a riveting display of “magisterial poise and serene control” – The New York Times
Back in April 2014 at Carnegie’s Zankel Hall, Augustin Hadelich’s performance of David Lang’s mystery sonatas was praised by the New York Times as a riveting display of “magisterial poise and serene control.” That same magic penetrates this starkly beautiful recording of the work, played by Hadelich on the exquisite 1723 “ex-Kiesewetter” Stradivari, on loan to him by its current owners since 2011.
Lang based his mystery sonatas on the famous pieces by Heinrich Ignaz Franz von Biber, but with a modern twist. “I decided to make my own virtuosic pieces about my most intimate, most spiritual thoughts,” he explains, “[but] mine are not about Jesus, and the violin is not retuned between movements. I did keep one of Biber’s distinctions. He divides Jesus’s life into three phases—the joyous, the sorrowful, and the glorious. The central pieces of my mystery sonatas are called ‘joy,’ ‘sorrow,’ and ‘glory,’ but these are all quiet, internal, reflective states of being.”

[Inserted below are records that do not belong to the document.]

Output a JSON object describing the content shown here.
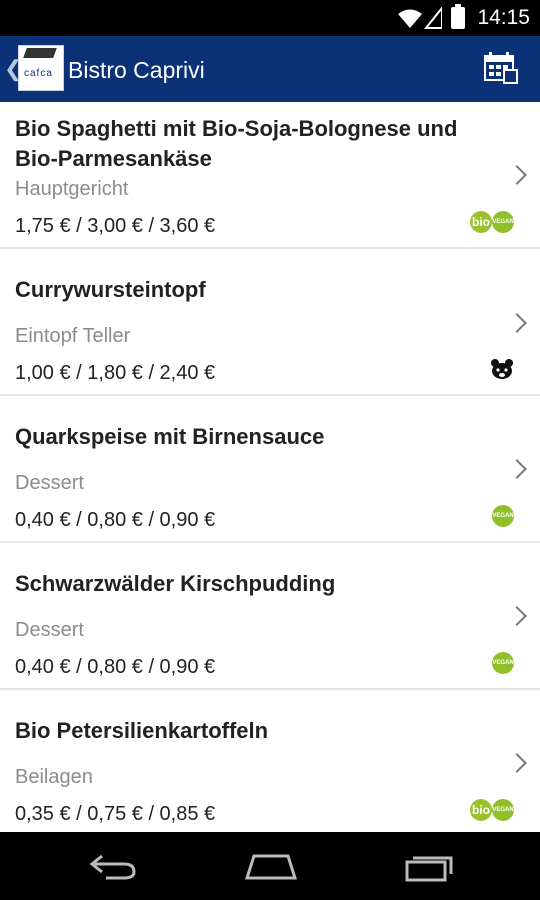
{
  "status_bar": {
    "time": "14:15"
  },
  "action_bar": {
    "title": "Bistro Caprivi",
    "logo_text": "cafca"
  },
  "menu_items": [
    {
      "name": "Bio Spaghetti mit Bio-Soja-Bolognese und Bio-Parmesankäse",
      "category": "Hauptgericht",
      "price": "1,75 € / 3,00 € / 3,60 €",
      "badges": [
        "bio",
        "vegan"
      ]
    },
    {
      "name": "Currywursteintopf",
      "category": "Eintopf Teller",
      "price": "1,00 € / 1,80 € / 2,40 €",
      "badges": [
        "pig"
      ]
    },
    {
      "name": "Quarkspeise mit Birnensauce",
      "category": "Dessert",
      "price": "0,40 € / 0,80 € / 0,90 €",
      "badges": [
        "vegan"
      ]
    },
    {
      "name": "Schwarzwälder Kirschpudding",
      "category": "Dessert",
      "price": "0,40 € / 0,80 € / 0,90 €",
      "badges": [
        "vegan"
      ]
    },
    {
      "name": "Bio Petersilienkartoffeln",
      "category": "Beilagen",
      "price": "0,35 € / 0,75 € / 0,85 €",
      "badges": [
        "bio",
        "vegan"
      ]
    }
  ],
  "badge_labels": {
    "bio": "bio",
    "vegan": "VEGAN"
  },
  "colors": {
    "action_bar": "#0b3177",
    "bio_green": "#9bc22e",
    "vegan_green": "#8fbf2a"
  }
}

Watch the video of Augustin Hadelich performing “after sorrow,” directed by Souki Mehdaoui.